IL-11

Lassen’s lead program targets the IL-11 pathway, applying novel science against a new mechanism of action to potentially treat inflammatory fibrotic diseases and oncology.

The Il-11 Pathway

  • IL-11 is a member of the IL-6 family of cytokines which play prominent roles in chronic inflammation, autoimmunity and cancer

IL-11 binds to IL-11R and forms a complex with gp130, resulting in functional cell signaling through the STAT3 or ERK pathways.
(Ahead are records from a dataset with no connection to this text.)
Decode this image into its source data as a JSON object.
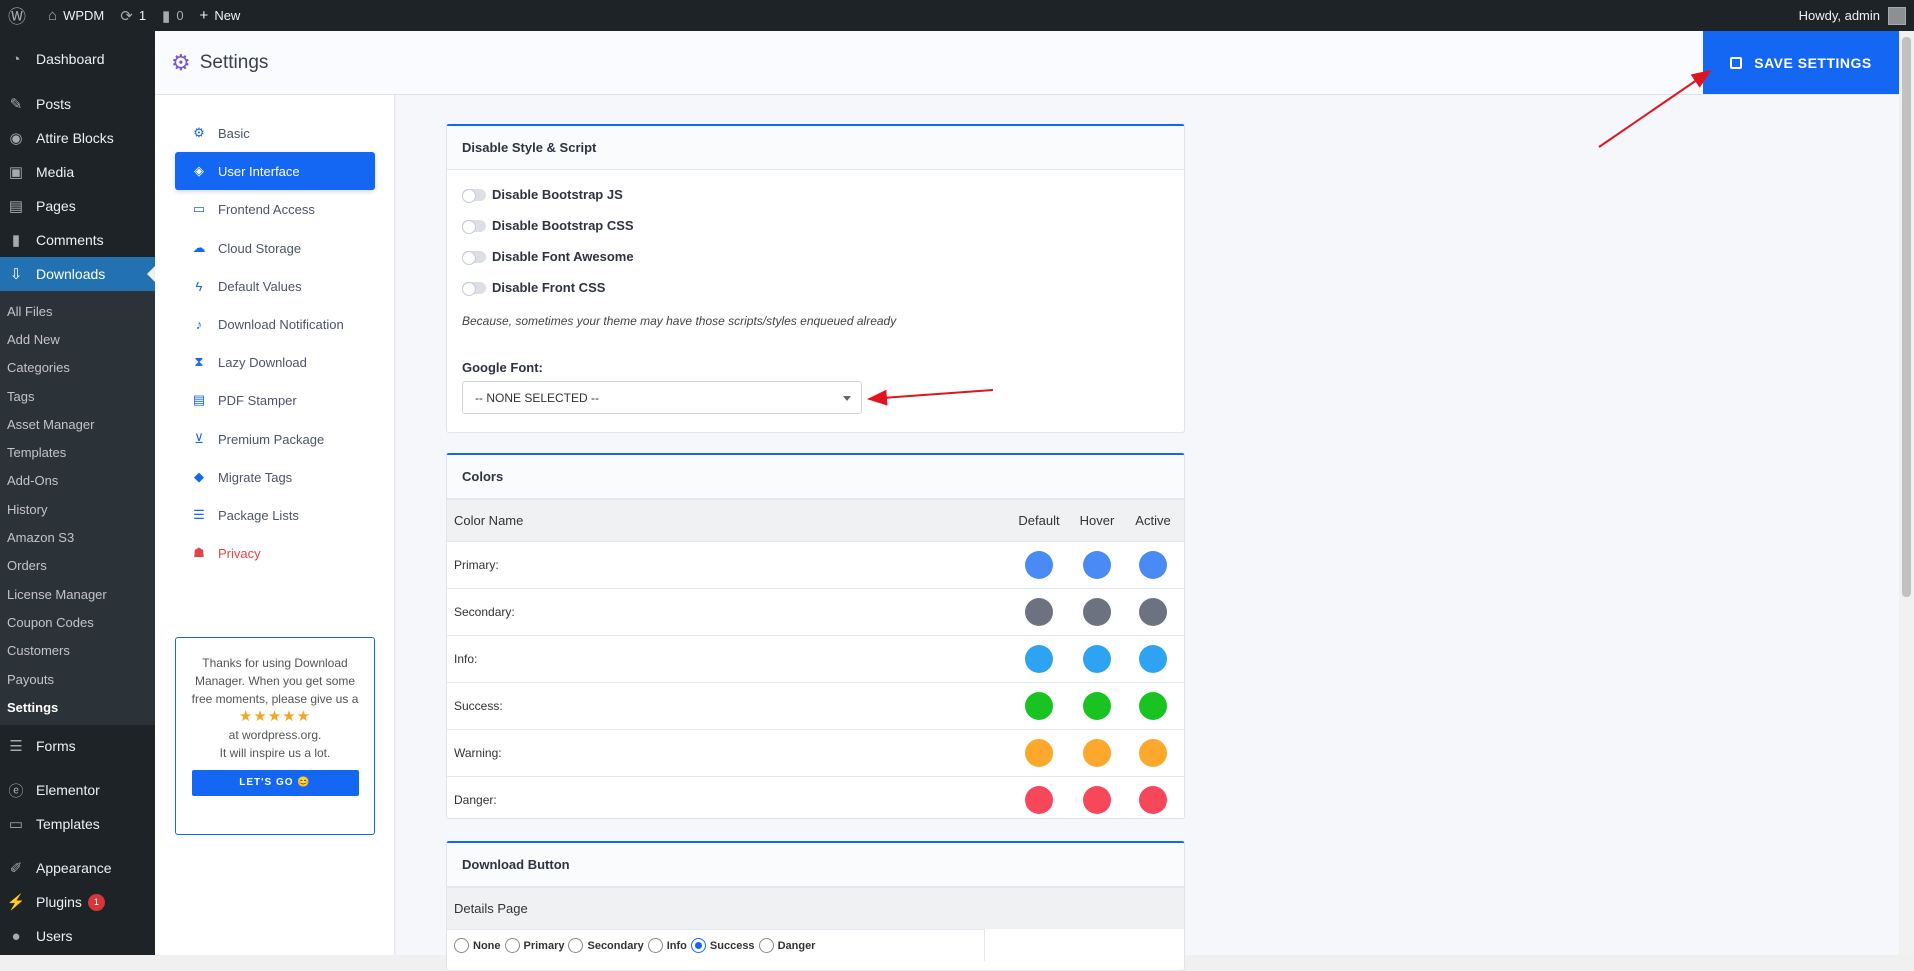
{
  "adminbar": {
    "site": "WPDM",
    "updates": "1",
    "comments": "0",
    "new": "New",
    "howdy": "Howdy, admin"
  },
  "sidebar": {
    "top": [
      {
        "label": "Dashboard",
        "icon": "dashboard-icon"
      }
    ],
    "items": [
      {
        "label": "Posts",
        "icon": "pin-icon"
      },
      {
        "label": "Attire Blocks",
        "icon": "blocks-icon"
      },
      {
        "label": "Media",
        "icon": "media-icon"
      },
      {
        "label": "Pages",
        "icon": "pages-icon"
      },
      {
        "label": "Comments",
        "icon": "comment-icon"
      }
    ],
    "downloads": "Downloads",
    "submenu": [
      "All Files",
      "Add New",
      "Categories",
      "Tags",
      "Asset Manager",
      "Templates",
      "Add-Ons",
      "History",
      "Amazon S3",
      "Orders",
      "License Manager",
      "Coupon Codes",
      "Customers",
      "Payouts",
      "Settings"
    ],
    "bottom": [
      {
        "label": "Forms",
        "icon": "forms-icon"
      },
      {
        "label": "Elementor",
        "icon": "elementor-icon"
      },
      {
        "label": "Templates",
        "icon": "folder-icon"
      },
      {
        "label": "Appearance",
        "icon": "brush-icon"
      },
      {
        "label": "Plugins",
        "icon": "plug-icon",
        "badge": "1"
      },
      {
        "label": "Users",
        "icon": "user-icon"
      }
    ]
  },
  "header": {
    "title": "Settings",
    "save_label": "SAVE SETTINGS"
  },
  "settings_nav": [
    {
      "label": "Basic",
      "icon": "gear-icon"
    },
    {
      "label": "User Interface",
      "icon": "paint-bucket-icon"
    },
    {
      "label": "Frontend Access",
      "icon": "monitor-icon"
    },
    {
      "label": "Cloud Storage",
      "icon": "cloud-icon"
    },
    {
      "label": "Default Values",
      "icon": "bolt-icon"
    },
    {
      "label": "Download Notification",
      "icon": "bell-icon"
    },
    {
      "label": "Lazy Download",
      "icon": "hourglass-icon"
    },
    {
      "label": "PDF Stamper",
      "icon": "pdf-icon"
    },
    {
      "label": "Premium Package",
      "icon": "cart-icon"
    },
    {
      "label": "Migrate Tags",
      "icon": "tags-icon"
    },
    {
      "label": "Package Lists",
      "icon": "list-icon"
    },
    {
      "label": "Privacy",
      "icon": "user-lock-icon"
    }
  ],
  "promo": {
    "line1": "Thanks for using Download Manager. When you get some free moments, please give us a",
    "stars": "★★★★★",
    "line2": "at wordpress.org.",
    "line3": "It will inspire us a lot.",
    "button": "LET'S GO 😊"
  },
  "style_panel": {
    "title": "Disable Style & Script",
    "toggles": [
      "Disable Bootstrap JS",
      "Disable Bootstrap CSS",
      "Disable Font Awesome",
      "Disable Front CSS"
    ],
    "note": "Because, sometimes your theme may have those scripts/styles enqueued already",
    "font_label": "Google Font:",
    "font_value": "-- NONE SELECTED --"
  },
  "colors_panel": {
    "title": "Colors",
    "headers": {
      "name": "Color Name",
      "default": "Default",
      "hover": "Hover",
      "active": "Active"
    },
    "rows": [
      {
        "label": "Primary:",
        "color": "#4a8af4"
      },
      {
        "label": "Secondary:",
        "color": "#6c7280"
      },
      {
        "label": "Info:",
        "color": "#2ea3f2"
      },
      {
        "label": "Success:",
        "color": "#18c322"
      },
      {
        "label": "Warning:",
        "color": "#fba82c"
      },
      {
        "label": "Danger:",
        "color": "#f7475b"
      }
    ]
  },
  "download_panel": {
    "title": "Download Button",
    "sub": "Details Page",
    "options": [
      "None",
      "Primary",
      "Secondary",
      "Info",
      "Success",
      "Danger"
    ],
    "selected": "Success"
  },
  "colors": {
    "accent": "#1467f3",
    "wp_blue": "#2271b1",
    "annotation": "#e0141e"
  }
}
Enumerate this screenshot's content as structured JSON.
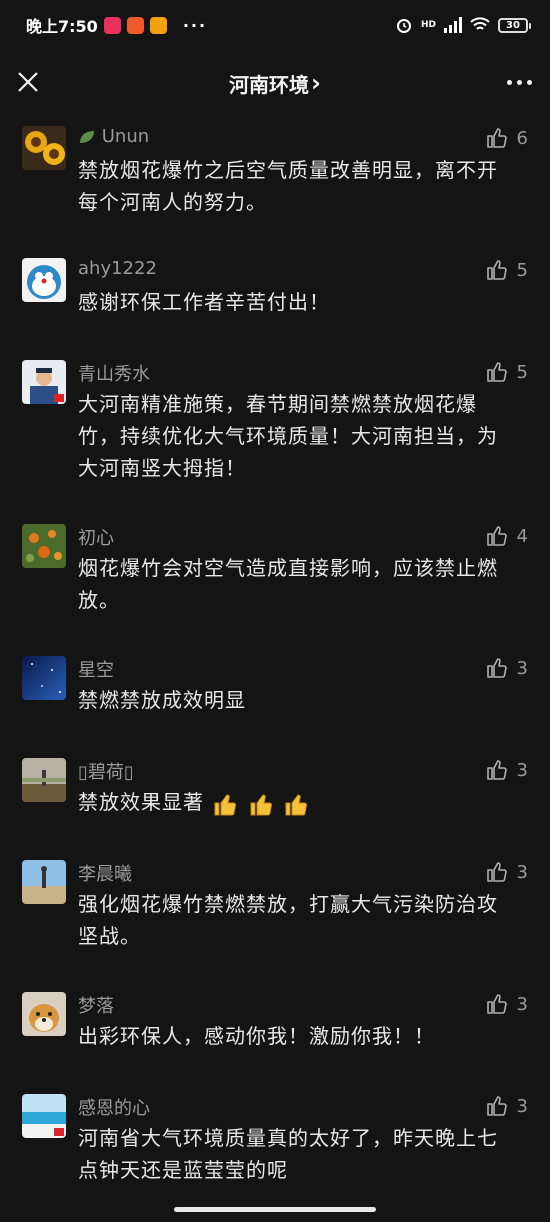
{
  "status_bar": {
    "time": "晚上7:50",
    "dots": "···",
    "network": "HD",
    "battery": "30"
  },
  "nav": {
    "title": "河南环境",
    "chevron": "›"
  },
  "comments": [
    {
      "name": "Unun",
      "name_prefix_icon": "leaf-icon",
      "text": "禁放烟花爆竹之后空气质量改善明显，离不开每个河南人的努力。",
      "likes": "6"
    },
    {
      "name": "ahy1222",
      "text": "感谢环保工作者辛苦付出！",
      "likes": "5"
    },
    {
      "name": "青山秀水",
      "text": "大河南精准施策，春节期间禁燃禁放烟花爆竹，持续优化大气环境质量！大河南担当，为大河南竖大拇指！",
      "likes": "5"
    },
    {
      "name": "初心",
      "text": "烟花爆竹会对空气造成直接影响，应该禁止燃放。",
      "likes": "4"
    },
    {
      "name": "星空",
      "text": "禁燃禁放成效明显",
      "likes": "3"
    },
    {
      "name": "碧荷",
      "name_prefix": "▯",
      "name_suffix": "▯",
      "text": "禁放效果显著",
      "emoji": "thumbs-up-emoji ×3",
      "likes": "3"
    },
    {
      "name": "李晨曦",
      "text": "强化烟花爆竹禁燃禁放，打赢大气污染防治攻坚战。",
      "likes": "3"
    },
    {
      "name": "梦落",
      "text": "出彩环保人，感动你我！激励你我！！",
      "likes": "3"
    },
    {
      "name": "感恩的心",
      "text": "河南省大气环境质量真的太好了，昨天晚上七点钟天还是蓝莹莹的呢",
      "likes": "3"
    }
  ],
  "colors": {
    "background": "#141414",
    "text": "#e8e8e8",
    "secondary": "#9a9a9a"
  }
}
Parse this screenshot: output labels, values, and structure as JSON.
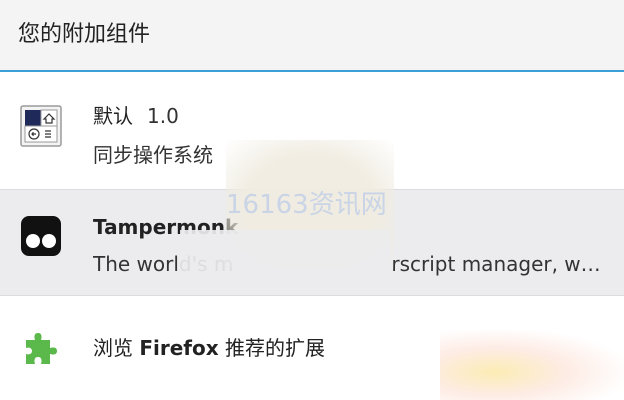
{
  "header": {
    "title": "您的附加组件"
  },
  "addons": [
    {
      "name": "默认",
      "version": "1.0",
      "description": "同步操作系统"
    },
    {
      "name": "Tampermonk",
      "description_start": "The world's m",
      "description_end": "rscript manager, wit…"
    }
  ],
  "browse": {
    "prefix": "浏览 ",
    "brand": "Firefox",
    "suffix": " 推荐的扩展"
  },
  "watermark": {
    "text": "16163资讯网"
  },
  "colors": {
    "accent_line": "#3b9fd8",
    "header_bg": "#f4f4f5",
    "selected_row_bg": "#ececee",
    "puzzle_green": "#5bb84a"
  },
  "icons": {
    "default_theme": "default-theme-icon",
    "tampermonkey": "tampermonkey-icon",
    "browse_extensions": "puzzle-piece-icon"
  }
}
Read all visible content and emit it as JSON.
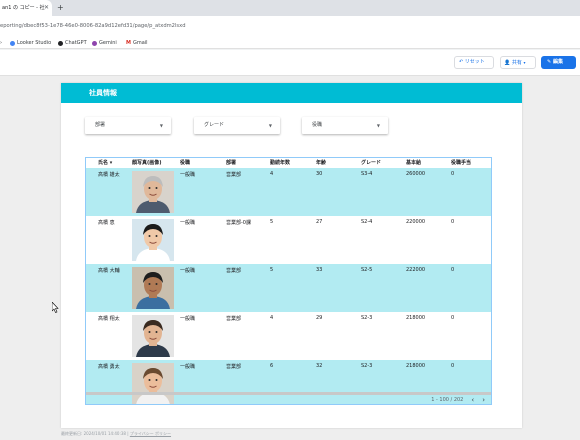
{
  "browser": {
    "tab_title": "an1 の コピー - 社",
    "url": "eporting/dbec8f53-1e78-46e0-8006-82a9d12efd31/page/p_atxdm2lsxd",
    "bookmarks": [
      "Looker Studio",
      "ChatGPT",
      "Gemini",
      "Gmail"
    ]
  },
  "toolbar": {
    "reset_label": "リセット",
    "share_label": "共有",
    "edit_label": "編集"
  },
  "report": {
    "title": "社員情報",
    "filters": [
      "部署",
      "グレード",
      "役職"
    ],
    "columns": [
      "氏名 ▾",
      "顔写真(画像)",
      "役職",
      "部署",
      "勤続年数",
      "年齢",
      "グレード",
      "基本給",
      "役職手当"
    ],
    "rows": [
      {
        "name": "高橋 雄太",
        "role": "一般職",
        "dept": "営業部",
        "years": "4",
        "age": "30",
        "grade": "S3-4",
        "salary": "260000",
        "allowance": "0",
        "avatar": "older-man",
        "highlight": true
      },
      {
        "name": "高橋 恵",
        "role": "一般職",
        "dept": "営業部-0課",
        "years": "5",
        "age": "27",
        "grade": "S2-4",
        "salary": "220000",
        "allowance": "0",
        "avatar": "woman",
        "highlight": false
      },
      {
        "name": "高橋 大輔",
        "role": "一般職",
        "dept": "営業部",
        "years": "5",
        "age": "33",
        "grade": "S2-5",
        "salary": "222000",
        "allowance": "0",
        "avatar": "man-dark",
        "highlight": true
      },
      {
        "name": "高橋 翔太",
        "role": "一般職",
        "dept": "営業部",
        "years": "4",
        "age": "29",
        "grade": "S2-3",
        "salary": "218000",
        "allowance": "0",
        "avatar": "man-glasses",
        "highlight": false
      },
      {
        "name": "高橋 勇太",
        "role": "一般職",
        "dept": "営業部",
        "years": "6",
        "age": "32",
        "grade": "S2-3",
        "salary": "218000",
        "allowance": "0",
        "avatar": "man-smile",
        "highlight": true
      }
    ],
    "pagination": "1 - 100 / 202",
    "footer_text": "最終更新日: 2024/10/01 14:40:38",
    "footer_link": "プライバシー ポリシー"
  }
}
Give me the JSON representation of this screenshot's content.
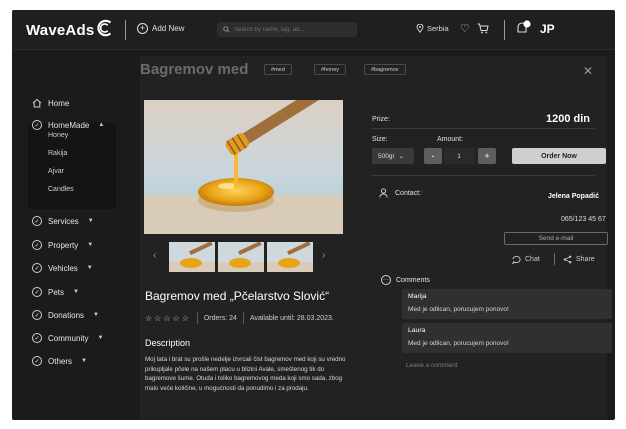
{
  "header": {
    "logo_text": "WaveAds",
    "add_new_label": "Add New",
    "search_placeholder": "Search by name, tag, ad...",
    "region_label": "Serbia",
    "user_initials": "JP"
  },
  "sidebar": {
    "items": [
      {
        "label": "Home",
        "icon": "home-icon"
      },
      {
        "label": "HomeMade",
        "icon": "circle-check-icon",
        "expanded": true
      },
      {
        "label": "Services",
        "icon": "circle-check-icon"
      },
      {
        "label": "Property",
        "icon": "circle-check-icon"
      },
      {
        "label": "Vehicles",
        "icon": "circle-check-icon"
      },
      {
        "label": "Pets",
        "icon": "circle-check-icon"
      },
      {
        "label": "Donations",
        "icon": "circle-check-icon"
      },
      {
        "label": "Community",
        "icon": "circle-check-icon"
      },
      {
        "label": "Others",
        "icon": "circle-check-icon"
      }
    ],
    "subitems": [
      "Honey",
      "Rakija",
      "Ajvar",
      "Candles"
    ]
  },
  "product": {
    "panel_title": "Bagremov med",
    "tags": [
      "#med",
      "#honey",
      "#bagremov"
    ],
    "title": "Bagremov med „Pčelarstvo Slović“",
    "orders": "Orders: 24",
    "available": "Available until: 28.03.2023.",
    "description_heading": "Description",
    "description": "Moj tata i brat su prošle nedelje izvrcali čist bagremov med koji su vredno prikupljale pčele na našem placu u blizini Avale, smeštenog tik do bagremove šume. Otuda i toliko bagremovog meda koji smo sada, zbog malo veće količine, u mogućnosti da ponudimo i za prodaju."
  },
  "purchase": {
    "prize_label": "Prize:",
    "price": "1200 din",
    "size_label": "Size:",
    "amount_label": "Amount:",
    "size_value": "500gr",
    "minus": "-",
    "amount_value": "1",
    "plus": "+",
    "order_label": "Order Now"
  },
  "contact": {
    "label": "Contact:",
    "name": "Jelena Popadić",
    "phone": "065/123 45 67",
    "email_button": "Send e-mail",
    "chat_label": "Chat",
    "share_label": "Share"
  },
  "comments": {
    "heading": "Comments",
    "items": [
      {
        "author": "Marija",
        "text": "Med je odlican, porucujem ponovo!"
      },
      {
        "author": "Laura",
        "text": "Med je odlican, porucujem ponovo!"
      }
    ],
    "leave_placeholder": "Leave a comment"
  },
  "colors": {
    "background": "#1b1b1b",
    "panel": "#222222",
    "honey": "#e8a317",
    "button_light": "#cfcfcf"
  }
}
IL-11 plays a critical role in the initiation and maintenance of chronic fibrotic responses and as a result, blocking this pathway represents a promising approach for both chronic fibrotic/inflammatory diseases and multiple tumor types.

IL-11 in Fibrosis

IL-11 is a major driver and central mediator of fibrosis

  • Local overexpression of IL-11 leads to local fibrosis
  • Differentiation of fibroblasts into activated myofibroblasts is a defining feature of fibrosis and IL-11 is the most highly upregulated gene during this transition
  • IL-11 receptor is highly expressed in fibrotic disease
  • IL-11 production is elicited by the major known pro-fibrotic factors including TGFβ, FGF, PDGF, CTGF and IL-13
  • IL-11 expression is elevated in patients with systemic sclerosis and idiopathic pulmonary fibrosis

IL-11 in CANCER

IL-11 and other components of the IL-11 pathway are overexpressed in a number of cancer types. In addition, cancer-associated fibroblasts play an important role in the tumor microenvironment where IL-11 appears to be an important mediator between tumor and stromal cells. This leads to IL-11  affecting proliferation, angiogenesis and metastasis, while simultaneously inducing resistance of tumors to existing therapies including chemotherapy and immunotherapy.  Blocking this pathway has emerged as an exciting therapeutic approach for tumor therapeutic development.

The concept of combating tumor progression through inhibition of growth-promoting cytokines like IL-11 is emerging as a therapeutic opportunity that bypasses the difficulties of targeting intracellular signaling molecules and transcription factors.